They include;

  • key learning objectives;
  • recommended working scientifically suggestions;
  • NC knowledge and concepts to be covered;
  • non- statutory guidance;
  • key vocabulary;
  • suggested questions and activities;
  • outdoor learning opportunities and local links;
  • possible cross curricular links.

Teachers use the knowledge organisers as their starting point to plan their lessons. Our teachers also use supplementary materials to support their planning – such as Snap Science Scheme, Twinkl, Hamilton or PlanBee.


We use our working scientifically wheels to help determine the teaching approach for specific science lessons. These wheels make explicit the key features of scientific enquiry, so that pupils learn to use a variety of approaches to answer relevant scientific questions. The types of scientific enquiry include

  • observing over time;
  • pattern seeking;
  • identifying,
  • classifying and grouping;
  • comparative and fair testing (controlled investigations);
  • researching using secondary sources.
  • seeking answers to questions through collecting, analysing and presenting data.

Early Years: Science within the early years is taught under the heading “Understanding the World” which is one of the seven key areas of learning. Teaching of understanding the world is linked to half termly topics for example children explore floating and sinking when thinking about the gingerbread man in our Traditional Tale topic. Science is taught through a mixture of adult led tasks and child initiated learning

Adult led tasks: Tasks are always of a practical nature and usually consist of a group discussion before leading into an adult led group task. Towards the end of the EYFS children begin to record their findings in their own way.

Child Initiated learning; During independent time children are encouraged to explore the world around them both inside and outside. This can lead to science based activities for example in winter months exploring melting in the garden when they find ice.

Each week the children take part in a forest school session where they have the opportunity to explore nature and take part in exploratory nature tasks.

Key Stage 1 and 2: Science throughout KS1 and KS2 is taught once a week for an afternoon in all classes. Using the science subject knowledge organiser and working scientifically wheels, teachers across KS1 and KS2 plan and deliver lessons that build upon prior knowledge from previous year groups and previous sessions.

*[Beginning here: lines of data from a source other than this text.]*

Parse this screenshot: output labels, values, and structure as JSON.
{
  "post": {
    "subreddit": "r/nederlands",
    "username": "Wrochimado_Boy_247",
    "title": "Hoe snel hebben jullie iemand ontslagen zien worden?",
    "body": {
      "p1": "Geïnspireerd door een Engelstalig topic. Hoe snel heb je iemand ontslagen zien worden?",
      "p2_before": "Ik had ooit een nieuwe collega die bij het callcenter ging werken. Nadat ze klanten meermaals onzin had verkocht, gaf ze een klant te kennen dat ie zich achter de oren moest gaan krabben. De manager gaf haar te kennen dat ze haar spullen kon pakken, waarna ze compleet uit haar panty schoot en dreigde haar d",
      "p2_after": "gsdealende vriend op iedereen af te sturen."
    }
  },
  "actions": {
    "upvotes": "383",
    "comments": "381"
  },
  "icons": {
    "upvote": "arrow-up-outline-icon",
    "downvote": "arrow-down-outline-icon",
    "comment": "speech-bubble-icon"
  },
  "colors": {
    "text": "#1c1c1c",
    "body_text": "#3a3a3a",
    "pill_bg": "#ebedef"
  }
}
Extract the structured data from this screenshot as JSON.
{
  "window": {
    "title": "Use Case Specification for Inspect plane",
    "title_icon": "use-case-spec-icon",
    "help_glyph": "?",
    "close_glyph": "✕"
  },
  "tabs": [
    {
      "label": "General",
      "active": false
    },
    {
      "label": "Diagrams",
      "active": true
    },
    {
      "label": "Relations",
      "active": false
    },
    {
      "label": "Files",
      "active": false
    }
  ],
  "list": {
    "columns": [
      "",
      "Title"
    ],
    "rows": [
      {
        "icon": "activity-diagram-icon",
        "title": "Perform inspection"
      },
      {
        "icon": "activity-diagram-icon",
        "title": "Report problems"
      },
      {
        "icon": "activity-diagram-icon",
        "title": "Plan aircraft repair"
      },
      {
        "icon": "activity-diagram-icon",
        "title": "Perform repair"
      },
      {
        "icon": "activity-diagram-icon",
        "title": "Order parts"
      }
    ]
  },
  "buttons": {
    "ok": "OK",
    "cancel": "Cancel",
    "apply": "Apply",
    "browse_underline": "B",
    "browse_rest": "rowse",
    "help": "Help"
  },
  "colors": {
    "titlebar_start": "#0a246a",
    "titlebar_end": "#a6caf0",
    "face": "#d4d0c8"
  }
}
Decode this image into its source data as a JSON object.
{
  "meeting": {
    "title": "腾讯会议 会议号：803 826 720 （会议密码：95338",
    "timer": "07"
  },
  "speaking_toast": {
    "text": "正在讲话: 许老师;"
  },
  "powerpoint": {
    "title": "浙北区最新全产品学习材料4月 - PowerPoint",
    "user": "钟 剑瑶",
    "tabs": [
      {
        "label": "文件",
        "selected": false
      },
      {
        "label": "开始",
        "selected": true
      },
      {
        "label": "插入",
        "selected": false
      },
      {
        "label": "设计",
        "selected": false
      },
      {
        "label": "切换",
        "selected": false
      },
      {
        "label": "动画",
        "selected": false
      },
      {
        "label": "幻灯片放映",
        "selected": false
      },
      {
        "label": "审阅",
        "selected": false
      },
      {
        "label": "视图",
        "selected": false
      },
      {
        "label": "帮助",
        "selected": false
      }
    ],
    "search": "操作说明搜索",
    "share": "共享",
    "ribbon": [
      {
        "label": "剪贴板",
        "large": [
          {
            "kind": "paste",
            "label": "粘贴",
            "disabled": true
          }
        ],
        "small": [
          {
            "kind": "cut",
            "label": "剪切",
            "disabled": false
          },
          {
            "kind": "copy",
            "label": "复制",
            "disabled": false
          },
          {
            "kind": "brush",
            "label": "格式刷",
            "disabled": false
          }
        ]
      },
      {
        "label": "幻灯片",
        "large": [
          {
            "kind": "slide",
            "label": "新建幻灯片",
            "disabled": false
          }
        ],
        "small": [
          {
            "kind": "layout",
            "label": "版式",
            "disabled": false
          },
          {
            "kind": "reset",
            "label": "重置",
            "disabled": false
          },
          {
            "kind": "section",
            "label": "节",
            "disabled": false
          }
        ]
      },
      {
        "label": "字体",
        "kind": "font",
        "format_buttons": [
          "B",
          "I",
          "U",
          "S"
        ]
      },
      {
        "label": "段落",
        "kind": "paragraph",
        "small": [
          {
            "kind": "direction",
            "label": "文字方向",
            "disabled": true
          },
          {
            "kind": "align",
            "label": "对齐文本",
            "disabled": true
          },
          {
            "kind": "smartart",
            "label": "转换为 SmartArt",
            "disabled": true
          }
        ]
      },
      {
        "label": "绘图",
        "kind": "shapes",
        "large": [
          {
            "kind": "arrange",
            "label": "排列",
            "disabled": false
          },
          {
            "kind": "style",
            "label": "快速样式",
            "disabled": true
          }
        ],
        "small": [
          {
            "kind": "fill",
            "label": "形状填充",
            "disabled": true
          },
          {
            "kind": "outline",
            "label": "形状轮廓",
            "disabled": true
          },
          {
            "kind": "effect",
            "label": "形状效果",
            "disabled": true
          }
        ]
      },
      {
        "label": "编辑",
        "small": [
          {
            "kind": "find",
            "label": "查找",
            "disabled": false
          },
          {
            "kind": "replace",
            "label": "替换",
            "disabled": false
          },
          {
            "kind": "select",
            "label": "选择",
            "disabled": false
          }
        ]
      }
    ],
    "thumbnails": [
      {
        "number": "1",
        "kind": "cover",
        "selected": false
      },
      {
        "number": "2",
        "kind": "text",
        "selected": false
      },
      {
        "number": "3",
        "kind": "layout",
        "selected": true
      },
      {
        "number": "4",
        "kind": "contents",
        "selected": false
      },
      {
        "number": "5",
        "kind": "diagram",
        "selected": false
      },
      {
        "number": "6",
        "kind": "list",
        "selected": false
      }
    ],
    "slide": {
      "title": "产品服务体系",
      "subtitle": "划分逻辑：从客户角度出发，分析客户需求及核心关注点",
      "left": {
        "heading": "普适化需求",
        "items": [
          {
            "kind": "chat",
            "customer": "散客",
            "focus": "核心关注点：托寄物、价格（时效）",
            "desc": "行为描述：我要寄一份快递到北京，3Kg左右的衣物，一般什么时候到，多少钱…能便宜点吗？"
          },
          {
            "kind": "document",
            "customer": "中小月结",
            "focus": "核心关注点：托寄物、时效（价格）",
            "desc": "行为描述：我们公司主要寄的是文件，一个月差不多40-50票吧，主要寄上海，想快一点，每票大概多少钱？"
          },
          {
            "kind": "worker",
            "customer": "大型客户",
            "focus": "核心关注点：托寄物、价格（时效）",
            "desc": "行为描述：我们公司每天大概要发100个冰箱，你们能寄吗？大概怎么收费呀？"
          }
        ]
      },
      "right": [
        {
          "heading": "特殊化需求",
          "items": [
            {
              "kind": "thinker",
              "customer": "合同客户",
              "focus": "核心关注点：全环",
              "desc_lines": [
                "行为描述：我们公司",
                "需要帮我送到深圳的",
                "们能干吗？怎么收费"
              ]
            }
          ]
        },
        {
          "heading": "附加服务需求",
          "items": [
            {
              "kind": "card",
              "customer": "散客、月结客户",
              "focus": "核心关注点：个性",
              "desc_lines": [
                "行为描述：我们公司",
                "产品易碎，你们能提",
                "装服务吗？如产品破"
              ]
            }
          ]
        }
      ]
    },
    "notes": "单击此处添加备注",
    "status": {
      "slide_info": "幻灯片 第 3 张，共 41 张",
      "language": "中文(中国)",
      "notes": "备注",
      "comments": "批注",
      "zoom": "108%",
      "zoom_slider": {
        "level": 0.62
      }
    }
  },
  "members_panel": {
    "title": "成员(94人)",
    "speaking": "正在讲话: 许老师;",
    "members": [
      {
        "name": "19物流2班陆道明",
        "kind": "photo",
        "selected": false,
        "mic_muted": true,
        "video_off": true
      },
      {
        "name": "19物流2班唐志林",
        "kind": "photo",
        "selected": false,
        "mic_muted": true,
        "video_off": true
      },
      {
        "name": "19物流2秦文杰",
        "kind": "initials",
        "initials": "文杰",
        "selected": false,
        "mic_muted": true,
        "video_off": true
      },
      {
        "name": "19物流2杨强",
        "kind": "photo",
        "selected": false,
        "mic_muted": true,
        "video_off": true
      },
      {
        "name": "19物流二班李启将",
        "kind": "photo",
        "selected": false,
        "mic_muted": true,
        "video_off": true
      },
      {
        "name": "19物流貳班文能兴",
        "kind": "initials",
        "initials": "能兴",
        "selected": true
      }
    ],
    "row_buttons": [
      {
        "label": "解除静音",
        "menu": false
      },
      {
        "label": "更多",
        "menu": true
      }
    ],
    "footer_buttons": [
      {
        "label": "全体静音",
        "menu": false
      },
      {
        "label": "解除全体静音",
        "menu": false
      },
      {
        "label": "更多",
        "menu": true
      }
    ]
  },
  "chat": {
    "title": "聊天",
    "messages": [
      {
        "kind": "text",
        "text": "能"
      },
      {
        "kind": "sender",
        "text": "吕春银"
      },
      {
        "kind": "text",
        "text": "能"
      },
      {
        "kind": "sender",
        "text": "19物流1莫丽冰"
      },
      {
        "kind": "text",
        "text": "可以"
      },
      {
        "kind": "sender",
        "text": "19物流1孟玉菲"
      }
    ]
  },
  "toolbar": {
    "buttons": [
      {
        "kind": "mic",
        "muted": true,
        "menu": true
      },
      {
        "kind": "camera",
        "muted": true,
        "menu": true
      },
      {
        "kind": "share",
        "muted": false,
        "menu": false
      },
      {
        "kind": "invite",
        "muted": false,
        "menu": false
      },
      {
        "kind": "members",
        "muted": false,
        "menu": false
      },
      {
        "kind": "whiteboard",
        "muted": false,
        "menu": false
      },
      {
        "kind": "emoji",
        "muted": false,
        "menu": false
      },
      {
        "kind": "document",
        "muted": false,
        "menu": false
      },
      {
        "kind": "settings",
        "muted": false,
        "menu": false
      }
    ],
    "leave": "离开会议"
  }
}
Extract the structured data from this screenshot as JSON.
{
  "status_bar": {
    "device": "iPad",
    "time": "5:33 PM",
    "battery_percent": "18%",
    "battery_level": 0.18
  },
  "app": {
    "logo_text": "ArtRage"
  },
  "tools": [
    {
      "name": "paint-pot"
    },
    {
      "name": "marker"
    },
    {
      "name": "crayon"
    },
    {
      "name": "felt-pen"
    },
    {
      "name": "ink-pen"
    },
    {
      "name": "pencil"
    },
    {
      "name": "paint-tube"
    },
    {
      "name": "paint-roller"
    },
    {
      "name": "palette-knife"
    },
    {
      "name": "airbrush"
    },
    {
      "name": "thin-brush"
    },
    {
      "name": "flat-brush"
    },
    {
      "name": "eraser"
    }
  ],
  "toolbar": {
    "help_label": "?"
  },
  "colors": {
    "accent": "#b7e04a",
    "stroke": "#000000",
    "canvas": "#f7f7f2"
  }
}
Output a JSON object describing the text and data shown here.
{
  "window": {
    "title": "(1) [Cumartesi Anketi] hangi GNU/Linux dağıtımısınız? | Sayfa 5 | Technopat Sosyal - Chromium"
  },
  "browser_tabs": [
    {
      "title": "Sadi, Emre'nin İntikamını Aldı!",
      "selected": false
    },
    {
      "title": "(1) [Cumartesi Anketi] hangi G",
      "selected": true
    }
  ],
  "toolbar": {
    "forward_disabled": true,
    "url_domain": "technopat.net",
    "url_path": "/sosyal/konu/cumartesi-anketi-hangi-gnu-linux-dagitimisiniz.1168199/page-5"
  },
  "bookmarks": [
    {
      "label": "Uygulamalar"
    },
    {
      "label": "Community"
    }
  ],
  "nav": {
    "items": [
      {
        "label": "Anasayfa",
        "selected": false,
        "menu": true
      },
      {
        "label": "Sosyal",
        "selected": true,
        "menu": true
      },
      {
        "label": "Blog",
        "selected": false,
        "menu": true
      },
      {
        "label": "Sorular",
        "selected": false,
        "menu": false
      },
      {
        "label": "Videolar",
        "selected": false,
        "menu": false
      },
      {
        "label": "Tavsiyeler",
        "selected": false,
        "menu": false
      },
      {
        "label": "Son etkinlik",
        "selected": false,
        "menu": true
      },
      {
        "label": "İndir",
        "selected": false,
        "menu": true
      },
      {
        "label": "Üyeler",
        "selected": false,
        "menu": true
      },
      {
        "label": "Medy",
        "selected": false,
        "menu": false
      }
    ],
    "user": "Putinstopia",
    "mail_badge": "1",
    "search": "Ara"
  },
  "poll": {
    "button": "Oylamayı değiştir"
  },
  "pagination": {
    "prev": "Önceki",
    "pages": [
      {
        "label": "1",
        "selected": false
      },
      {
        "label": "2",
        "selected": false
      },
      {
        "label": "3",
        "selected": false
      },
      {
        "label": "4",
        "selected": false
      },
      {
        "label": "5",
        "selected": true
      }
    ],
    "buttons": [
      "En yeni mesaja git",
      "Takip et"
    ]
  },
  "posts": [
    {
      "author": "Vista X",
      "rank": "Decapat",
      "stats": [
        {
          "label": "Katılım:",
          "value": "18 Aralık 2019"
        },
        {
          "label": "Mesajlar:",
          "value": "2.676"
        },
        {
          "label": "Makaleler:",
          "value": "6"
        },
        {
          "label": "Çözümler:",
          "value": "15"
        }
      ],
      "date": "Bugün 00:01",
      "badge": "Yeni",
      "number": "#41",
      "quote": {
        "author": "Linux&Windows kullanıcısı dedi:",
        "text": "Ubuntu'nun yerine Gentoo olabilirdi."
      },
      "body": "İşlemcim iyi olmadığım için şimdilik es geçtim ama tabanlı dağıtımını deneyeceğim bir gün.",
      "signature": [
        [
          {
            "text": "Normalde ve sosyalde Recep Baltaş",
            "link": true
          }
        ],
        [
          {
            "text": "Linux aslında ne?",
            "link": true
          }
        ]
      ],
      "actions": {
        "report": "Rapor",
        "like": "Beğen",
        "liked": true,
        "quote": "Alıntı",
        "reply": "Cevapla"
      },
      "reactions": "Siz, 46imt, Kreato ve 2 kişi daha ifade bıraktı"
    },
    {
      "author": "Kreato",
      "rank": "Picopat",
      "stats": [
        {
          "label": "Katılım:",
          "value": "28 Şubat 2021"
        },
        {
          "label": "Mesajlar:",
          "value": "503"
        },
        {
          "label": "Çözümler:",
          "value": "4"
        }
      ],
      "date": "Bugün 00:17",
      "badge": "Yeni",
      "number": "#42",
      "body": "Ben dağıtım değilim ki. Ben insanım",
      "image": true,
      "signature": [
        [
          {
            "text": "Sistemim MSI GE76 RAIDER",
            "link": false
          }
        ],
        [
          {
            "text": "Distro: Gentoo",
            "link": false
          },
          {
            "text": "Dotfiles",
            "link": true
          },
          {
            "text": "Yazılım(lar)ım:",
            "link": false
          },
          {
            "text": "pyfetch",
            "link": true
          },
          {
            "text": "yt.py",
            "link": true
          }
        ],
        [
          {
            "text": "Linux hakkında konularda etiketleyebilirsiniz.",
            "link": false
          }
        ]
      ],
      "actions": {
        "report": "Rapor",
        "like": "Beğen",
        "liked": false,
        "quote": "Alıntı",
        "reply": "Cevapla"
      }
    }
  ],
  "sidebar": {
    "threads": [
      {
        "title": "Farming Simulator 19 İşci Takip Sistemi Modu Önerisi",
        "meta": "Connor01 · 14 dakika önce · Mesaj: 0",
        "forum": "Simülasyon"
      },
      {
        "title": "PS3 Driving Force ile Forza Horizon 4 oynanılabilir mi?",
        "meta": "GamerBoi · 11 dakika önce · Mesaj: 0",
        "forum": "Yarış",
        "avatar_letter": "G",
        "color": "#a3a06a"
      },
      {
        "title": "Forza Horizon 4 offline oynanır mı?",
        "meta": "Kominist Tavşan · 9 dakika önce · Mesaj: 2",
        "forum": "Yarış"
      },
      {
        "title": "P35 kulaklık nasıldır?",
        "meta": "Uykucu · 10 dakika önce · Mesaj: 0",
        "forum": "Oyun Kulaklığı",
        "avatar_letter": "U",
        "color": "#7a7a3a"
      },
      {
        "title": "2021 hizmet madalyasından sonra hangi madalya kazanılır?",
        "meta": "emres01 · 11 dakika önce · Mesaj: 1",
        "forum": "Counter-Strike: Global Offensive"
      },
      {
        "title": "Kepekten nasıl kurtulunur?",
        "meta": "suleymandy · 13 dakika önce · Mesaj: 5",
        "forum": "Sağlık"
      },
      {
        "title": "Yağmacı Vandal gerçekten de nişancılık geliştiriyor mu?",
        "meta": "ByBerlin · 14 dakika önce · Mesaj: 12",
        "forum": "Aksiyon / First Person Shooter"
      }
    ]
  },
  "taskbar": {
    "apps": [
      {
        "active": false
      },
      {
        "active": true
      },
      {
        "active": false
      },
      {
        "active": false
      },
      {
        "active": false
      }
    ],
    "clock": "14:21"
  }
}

Throughout the academic year, classes will also engage in Forest School sessions linked to science where they are appropriate.


In our assessment of the impact of science in St Andrew’s we would expect to see;

  • children enjoying and being enthusiastic about science in our school – this may be assessed by pupil voice conferences, House discussions or seen in observations;
  • that children’s work shows a range of topics and evidence of the curriculum coverage for all science topics;
  • a clear progression of children’s work evident in their science books;
  • that children are becoming increasingly independent in science, selecting their own tools and materials, completing pupil lead investigations and choosing their own strategies for recording;
  • standards in science at the end of the key stages are good and issues arising are addressed effectively in school;
  • our SLT and governors are kept up to date with developments in the way science is run in our school with subject reports, action plans and review meetings.

We use a variety of formative and summative methods to assess our children to ensure they make progress.